**THE PROBLEM:**
Your output must consist of the records printed verbatim, with the pictures excluded.
START SOURCE DATA
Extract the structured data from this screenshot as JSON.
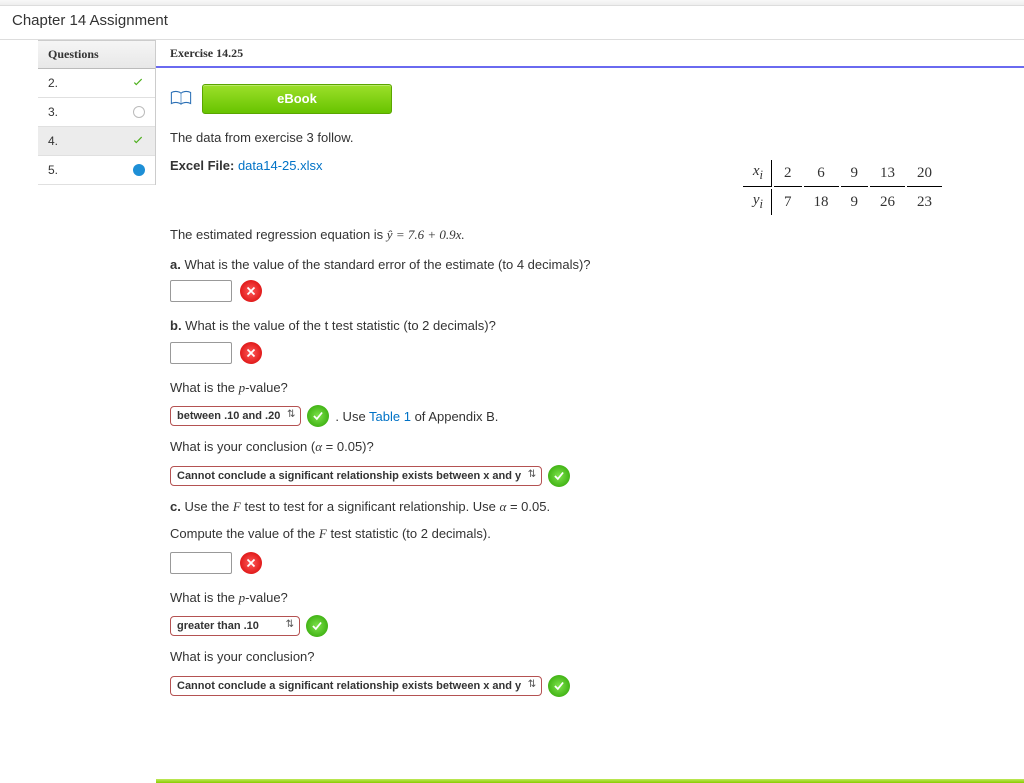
{
  "header": {
    "title": "Chapter 14 Assignment"
  },
  "sidebar": {
    "heading": "Questions",
    "items": [
      {
        "num": "2.",
        "status": "check"
      },
      {
        "num": "3.",
        "status": "open"
      },
      {
        "num": "4.",
        "status": "check",
        "active": true
      },
      {
        "num": "5.",
        "status": "current"
      }
    ]
  },
  "main": {
    "tab": "Exercise 14.25",
    "ebook_label": "eBook",
    "intro": "The data from exercise 3 follow.",
    "excel_label": "Excel File:",
    "excel_file": "data14-25.xlsx",
    "data_table": {
      "x_label": "x",
      "y_label": "y",
      "sub": "i",
      "x": [
        "2",
        "6",
        "9",
        "13",
        "20"
      ],
      "y": [
        "7",
        "18",
        "9",
        "26",
        "23"
      ]
    },
    "equation_pre": "The estimated regression equation is ",
    "equation_math": "ŷ = 7.6 + 0.9x.",
    "qa": {
      "label": "a.",
      "text": " What is the value of the standard error of the estimate (to 4 decimals)?"
    },
    "qb": {
      "label": "b.",
      "text": " What is the value of the t test statistic (to 2 decimals)?"
    },
    "pvalue_q": "What is the p-value?",
    "pvalue_sel": "between .10 and .20",
    "pvalue_hint_pre": ". Use ",
    "pvalue_hint_link": "Table 1",
    "pvalue_hint_post": " of Appendix B.",
    "conclusion_q": "What is your conclusion (α = 0.05)?",
    "conclusion_sel": "Cannot conclude a significant relationship exists between x and y",
    "qc": {
      "label": "c.",
      "text": " Use the F test to test for a significant relationship. Use α = 0.05."
    },
    "qc_sub": "Compute the value of the F test statistic (to 2 decimals).",
    "pvalue_q2": "What is the p-value?",
    "pvalue_sel2": "greater than .10",
    "conclusion_q2": "What is your conclusion?",
    "conclusion_sel2": "Cannot conclude a significant relationship exists between x and y"
  }
}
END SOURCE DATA
**RESULT:**
Extract the structured data from this screenshot as JSON.
{
  "header": {
    "title": "Chapter 14 Assignment"
  },
  "sidebar": {
    "heading": "Questions",
    "items": [
      {
        "num": "2.",
        "status": "check"
      },
      {
        "num": "3.",
        "status": "open"
      },
      {
        "num": "4.",
        "status": "check",
        "active": true
      },
      {
        "num": "5.",
        "status": "current"
      }
    ]
  },
  "main": {
    "tab": "Exercise 14.25",
    "ebook_label": "eBook",
    "intro": "The data from exercise 3 follow.",
    "excel_label": "Excel File:",
    "excel_file": "data14-25.xlsx",
    "data_table": {
      "x_label": "x",
      "y_label": "y",
      "sub": "i",
      "x": [
        "2",
        "6",
        "9",
        "13",
        "20"
      ],
      "y": [
        "7",
        "18",
        "9",
        "26",
        "23"
      ]
    },
    "equation_pre": "The estimated regression equation is ",
    "equation_math": "ŷ = 7.6 + 0.9x.",
    "qa": {
      "label": "a.",
      "text": " What is the value of the standard error of the estimate (to 4 decimals)?"
    },
    "qb": {
      "label": "b.",
      "text": " What is the value of the t test statistic (to 2 decimals)?"
    },
    "pvalue_q": "What is the p-value?",
    "pvalue_sel": "between .10 and .20",
    "pvalue_hint_pre": ". Use ",
    "pvalue_hint_link": "Table 1",
    "pvalue_hint_post": " of Appendix B.",
    "conclusion_q": "What is your conclusion (α = 0.05)?",
    "conclusion_sel": "Cannot conclude a significant relationship exists between x and y",
    "qc": {
      "label": "c.",
      "text": " Use the F test to test for a significant relationship. Use α = 0.05."
    },
    "qc_sub": "Compute the value of the F test statistic (to 2 decimals).",
    "pvalue_q2": "What is the p-value?",
    "pvalue_sel2": "greater than .10",
    "conclusion_q2": "What is your conclusion?",
    "conclusion_sel2": "Cannot conclude a significant relationship exists between x and y"
  }
}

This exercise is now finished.